Segment Open

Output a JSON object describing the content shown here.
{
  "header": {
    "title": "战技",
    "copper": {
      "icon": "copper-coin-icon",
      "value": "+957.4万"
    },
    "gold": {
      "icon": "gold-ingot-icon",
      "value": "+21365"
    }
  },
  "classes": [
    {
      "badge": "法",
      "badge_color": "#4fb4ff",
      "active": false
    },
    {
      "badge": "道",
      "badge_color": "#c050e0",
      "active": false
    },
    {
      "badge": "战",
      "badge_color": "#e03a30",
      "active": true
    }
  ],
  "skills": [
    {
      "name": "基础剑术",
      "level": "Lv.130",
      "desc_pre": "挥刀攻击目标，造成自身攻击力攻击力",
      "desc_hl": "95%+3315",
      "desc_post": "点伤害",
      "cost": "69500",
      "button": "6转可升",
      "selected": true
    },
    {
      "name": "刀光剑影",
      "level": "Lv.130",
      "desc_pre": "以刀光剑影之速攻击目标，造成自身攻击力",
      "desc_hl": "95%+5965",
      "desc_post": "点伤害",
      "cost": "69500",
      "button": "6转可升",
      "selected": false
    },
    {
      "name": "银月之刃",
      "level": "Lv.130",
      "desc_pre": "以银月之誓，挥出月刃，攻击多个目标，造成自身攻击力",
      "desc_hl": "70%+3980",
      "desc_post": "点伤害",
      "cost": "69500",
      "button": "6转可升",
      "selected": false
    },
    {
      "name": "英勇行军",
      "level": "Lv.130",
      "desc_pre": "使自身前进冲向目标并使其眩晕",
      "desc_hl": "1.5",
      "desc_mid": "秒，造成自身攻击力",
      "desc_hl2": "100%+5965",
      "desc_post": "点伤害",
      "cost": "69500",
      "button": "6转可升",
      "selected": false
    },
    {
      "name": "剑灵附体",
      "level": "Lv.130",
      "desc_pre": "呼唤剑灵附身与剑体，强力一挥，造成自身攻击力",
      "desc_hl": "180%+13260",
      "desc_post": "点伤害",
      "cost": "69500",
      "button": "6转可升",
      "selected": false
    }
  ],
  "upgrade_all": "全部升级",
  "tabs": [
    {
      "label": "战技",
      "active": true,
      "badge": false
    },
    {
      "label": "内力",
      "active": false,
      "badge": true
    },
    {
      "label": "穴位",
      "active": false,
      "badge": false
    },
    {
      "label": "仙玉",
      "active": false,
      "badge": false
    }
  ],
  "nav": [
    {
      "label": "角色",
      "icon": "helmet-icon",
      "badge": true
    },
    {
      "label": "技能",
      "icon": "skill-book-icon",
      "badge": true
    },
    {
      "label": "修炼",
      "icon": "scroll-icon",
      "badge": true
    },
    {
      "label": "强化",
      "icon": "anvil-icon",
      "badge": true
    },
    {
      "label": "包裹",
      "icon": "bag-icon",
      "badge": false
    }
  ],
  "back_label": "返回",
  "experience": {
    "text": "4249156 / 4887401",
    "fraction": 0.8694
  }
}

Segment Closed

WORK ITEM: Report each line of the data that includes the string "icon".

TASK OUTPUT:
      "icon": "copper-coin-icon",
      "icon": "gold-ingot-icon",
      "icon": "helmet-icon",
      "icon": "skill-book-icon",
      "icon": "scroll-icon",
      "icon": "anvil-icon",
      "icon": "bag-icon",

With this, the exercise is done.